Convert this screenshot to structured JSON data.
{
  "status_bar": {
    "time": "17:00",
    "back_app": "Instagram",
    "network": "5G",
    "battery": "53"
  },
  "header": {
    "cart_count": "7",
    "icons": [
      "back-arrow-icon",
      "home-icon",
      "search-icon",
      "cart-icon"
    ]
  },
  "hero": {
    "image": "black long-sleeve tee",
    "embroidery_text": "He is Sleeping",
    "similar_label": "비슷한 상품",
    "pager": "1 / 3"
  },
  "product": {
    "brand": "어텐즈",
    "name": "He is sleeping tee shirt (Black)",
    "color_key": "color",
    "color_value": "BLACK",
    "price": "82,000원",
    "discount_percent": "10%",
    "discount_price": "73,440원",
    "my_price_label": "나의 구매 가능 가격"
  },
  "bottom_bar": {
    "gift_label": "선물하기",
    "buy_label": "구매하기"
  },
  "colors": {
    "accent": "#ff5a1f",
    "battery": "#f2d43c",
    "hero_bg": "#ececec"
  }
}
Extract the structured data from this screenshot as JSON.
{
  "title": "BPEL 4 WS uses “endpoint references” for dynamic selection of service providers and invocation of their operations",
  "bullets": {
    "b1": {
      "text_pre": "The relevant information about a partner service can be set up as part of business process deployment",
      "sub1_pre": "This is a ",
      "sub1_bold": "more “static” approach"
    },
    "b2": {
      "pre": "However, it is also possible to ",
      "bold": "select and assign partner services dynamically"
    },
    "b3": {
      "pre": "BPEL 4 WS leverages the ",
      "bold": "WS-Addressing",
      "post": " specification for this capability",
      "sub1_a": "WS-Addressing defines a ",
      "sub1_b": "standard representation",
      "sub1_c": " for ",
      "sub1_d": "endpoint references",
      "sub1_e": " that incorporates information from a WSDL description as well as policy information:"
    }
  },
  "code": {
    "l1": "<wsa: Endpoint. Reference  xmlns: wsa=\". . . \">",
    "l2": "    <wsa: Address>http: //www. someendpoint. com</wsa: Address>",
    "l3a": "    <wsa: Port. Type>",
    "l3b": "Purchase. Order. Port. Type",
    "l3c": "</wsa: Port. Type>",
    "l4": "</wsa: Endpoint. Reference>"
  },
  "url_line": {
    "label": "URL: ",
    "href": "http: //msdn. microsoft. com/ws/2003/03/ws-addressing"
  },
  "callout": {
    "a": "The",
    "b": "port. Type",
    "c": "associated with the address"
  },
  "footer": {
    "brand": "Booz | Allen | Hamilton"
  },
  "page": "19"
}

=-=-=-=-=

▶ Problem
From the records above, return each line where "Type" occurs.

▶ Output for this exercise
    "l3a": "    <wsa: Port. Type>",
    "l3b": "Purchase. Order. Port. Type",
    "l3c": "</wsa: Port. Type>",
    "b": "port. Type",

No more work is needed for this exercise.